Locus of control (LOC) is a measure that identifies the likelihood as to whether an individual considers what happens to him is largely a matter of luck or fate (known as externally oriented) or whether it is something that the individual can influence (internality). Here we have used data collected as part of the Avon Longitudinal Study of Parents and Children (ALSPAC) to determine the associations between the mothers’ LOC orientation before the birth of the child and her child’s cognition measured at age 8. Using results from 6801 children we show that maternal internal LOC is associated with increased ability in offspring IQ, as measured using the WISC, with children of internally oriented mothers having an advantage of approximately 7 IQ points at age 8. As a sensitivity analysis we used the IQ test results of a sample of 986 preschool children tested using the WPSSI at age 4. A similar advantage was found among the offspring of the internally oriented mothers. We investigated mechanistic explanations for these results firstly by determining the extent to which three separate sets of factors known to be influenced by the LOC orientation might explain these findings.

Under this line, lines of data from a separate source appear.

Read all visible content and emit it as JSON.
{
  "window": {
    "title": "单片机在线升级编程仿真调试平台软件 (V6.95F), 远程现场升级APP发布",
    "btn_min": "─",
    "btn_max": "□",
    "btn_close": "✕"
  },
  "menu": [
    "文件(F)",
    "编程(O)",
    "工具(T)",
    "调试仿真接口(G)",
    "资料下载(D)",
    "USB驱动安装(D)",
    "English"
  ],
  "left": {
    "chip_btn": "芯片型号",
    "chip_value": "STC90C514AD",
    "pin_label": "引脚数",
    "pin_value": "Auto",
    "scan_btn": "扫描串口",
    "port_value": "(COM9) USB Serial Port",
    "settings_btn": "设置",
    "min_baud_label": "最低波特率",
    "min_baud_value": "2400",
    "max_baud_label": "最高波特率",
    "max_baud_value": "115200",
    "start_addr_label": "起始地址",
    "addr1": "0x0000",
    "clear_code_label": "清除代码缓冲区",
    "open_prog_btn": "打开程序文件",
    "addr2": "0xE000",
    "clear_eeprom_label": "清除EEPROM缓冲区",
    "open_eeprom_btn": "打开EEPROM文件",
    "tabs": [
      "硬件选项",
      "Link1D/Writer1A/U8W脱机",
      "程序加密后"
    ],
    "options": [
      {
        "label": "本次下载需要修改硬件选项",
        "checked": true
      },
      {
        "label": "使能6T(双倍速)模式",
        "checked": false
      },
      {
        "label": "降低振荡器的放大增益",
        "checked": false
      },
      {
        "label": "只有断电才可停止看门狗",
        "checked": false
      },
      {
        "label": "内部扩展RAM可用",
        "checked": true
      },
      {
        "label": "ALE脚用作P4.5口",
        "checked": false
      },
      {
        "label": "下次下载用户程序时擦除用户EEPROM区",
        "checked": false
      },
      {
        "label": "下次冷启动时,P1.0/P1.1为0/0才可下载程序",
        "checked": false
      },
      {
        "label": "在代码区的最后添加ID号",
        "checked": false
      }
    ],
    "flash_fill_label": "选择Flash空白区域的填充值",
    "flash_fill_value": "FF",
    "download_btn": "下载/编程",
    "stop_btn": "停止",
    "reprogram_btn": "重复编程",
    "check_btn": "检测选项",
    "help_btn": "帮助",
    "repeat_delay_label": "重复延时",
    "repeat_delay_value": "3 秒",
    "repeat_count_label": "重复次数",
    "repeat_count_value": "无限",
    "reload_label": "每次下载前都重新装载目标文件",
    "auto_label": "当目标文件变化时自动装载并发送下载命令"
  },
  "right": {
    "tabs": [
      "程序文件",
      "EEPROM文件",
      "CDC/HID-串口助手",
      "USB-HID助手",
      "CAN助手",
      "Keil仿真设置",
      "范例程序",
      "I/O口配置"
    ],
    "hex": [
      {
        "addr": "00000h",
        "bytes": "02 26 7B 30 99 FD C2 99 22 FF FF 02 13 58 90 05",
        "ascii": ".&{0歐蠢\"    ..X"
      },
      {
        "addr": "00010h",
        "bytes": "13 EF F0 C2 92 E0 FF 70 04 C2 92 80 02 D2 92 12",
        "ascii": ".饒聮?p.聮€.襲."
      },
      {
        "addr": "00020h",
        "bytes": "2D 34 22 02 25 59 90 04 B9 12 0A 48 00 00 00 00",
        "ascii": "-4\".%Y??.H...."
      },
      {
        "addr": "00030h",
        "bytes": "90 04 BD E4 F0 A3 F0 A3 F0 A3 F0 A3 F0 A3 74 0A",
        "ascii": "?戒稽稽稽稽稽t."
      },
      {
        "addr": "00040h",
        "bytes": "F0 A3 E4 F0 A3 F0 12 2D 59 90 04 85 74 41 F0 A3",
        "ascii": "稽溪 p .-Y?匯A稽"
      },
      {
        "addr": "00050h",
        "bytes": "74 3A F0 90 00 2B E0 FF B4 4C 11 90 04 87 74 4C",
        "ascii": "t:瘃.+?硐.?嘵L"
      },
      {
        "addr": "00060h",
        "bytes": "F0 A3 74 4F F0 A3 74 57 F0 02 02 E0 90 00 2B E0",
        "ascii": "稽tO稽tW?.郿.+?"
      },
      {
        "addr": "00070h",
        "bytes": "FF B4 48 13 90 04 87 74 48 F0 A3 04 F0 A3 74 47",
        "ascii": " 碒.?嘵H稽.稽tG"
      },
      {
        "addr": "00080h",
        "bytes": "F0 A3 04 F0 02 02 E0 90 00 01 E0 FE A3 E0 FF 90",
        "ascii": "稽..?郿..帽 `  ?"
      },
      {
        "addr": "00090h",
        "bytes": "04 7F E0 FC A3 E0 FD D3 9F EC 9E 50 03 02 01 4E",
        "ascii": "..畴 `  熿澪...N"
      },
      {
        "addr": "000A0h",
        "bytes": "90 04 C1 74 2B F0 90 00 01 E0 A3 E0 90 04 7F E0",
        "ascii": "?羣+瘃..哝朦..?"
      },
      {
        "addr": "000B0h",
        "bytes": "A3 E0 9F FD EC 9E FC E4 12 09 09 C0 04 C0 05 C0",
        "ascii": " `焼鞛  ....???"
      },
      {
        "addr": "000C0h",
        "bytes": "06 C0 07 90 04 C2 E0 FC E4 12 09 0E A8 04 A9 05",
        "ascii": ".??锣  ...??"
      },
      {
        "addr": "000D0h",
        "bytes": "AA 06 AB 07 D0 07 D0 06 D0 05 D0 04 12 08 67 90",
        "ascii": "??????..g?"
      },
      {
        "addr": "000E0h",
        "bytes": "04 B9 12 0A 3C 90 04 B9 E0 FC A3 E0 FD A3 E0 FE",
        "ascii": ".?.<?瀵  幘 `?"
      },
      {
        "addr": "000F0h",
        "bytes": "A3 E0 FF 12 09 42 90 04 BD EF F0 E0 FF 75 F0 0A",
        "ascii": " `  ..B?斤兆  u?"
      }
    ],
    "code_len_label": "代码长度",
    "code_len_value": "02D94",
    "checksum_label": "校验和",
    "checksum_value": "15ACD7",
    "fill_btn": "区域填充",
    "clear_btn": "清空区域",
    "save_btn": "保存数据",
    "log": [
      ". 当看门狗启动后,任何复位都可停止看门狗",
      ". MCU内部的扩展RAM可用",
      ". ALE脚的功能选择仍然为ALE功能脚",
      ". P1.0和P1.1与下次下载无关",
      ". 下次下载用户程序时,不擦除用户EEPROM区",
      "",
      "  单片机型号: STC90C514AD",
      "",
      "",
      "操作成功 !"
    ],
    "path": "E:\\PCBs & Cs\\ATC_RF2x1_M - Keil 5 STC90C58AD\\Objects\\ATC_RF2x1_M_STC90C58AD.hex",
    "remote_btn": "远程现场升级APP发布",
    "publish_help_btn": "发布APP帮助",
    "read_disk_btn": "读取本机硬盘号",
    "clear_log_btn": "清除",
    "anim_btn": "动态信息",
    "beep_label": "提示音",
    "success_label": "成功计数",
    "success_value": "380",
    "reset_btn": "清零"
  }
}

We showed that (a) perinatal life-style exposures, (b) parenting attitudes and strategies and (c) socio-economic circumstances, largely explain the mechanism through which the internality of the mother influences the cognition of the child. Similar effects were found using the smaller sample tested at age 4. The results indicate that efforts made to foster internality in adolescents and young adults prior to parenthood may result in improvements in the cognitive development of the next generation. Intervention studies are urgently needed.
|Journal||Frontiers in Psychology|
|Publication status||Published - 22 Aug 2017|
- Material locus of control
- child congnition
- child IQ
- Verbal IQ
- performance IQ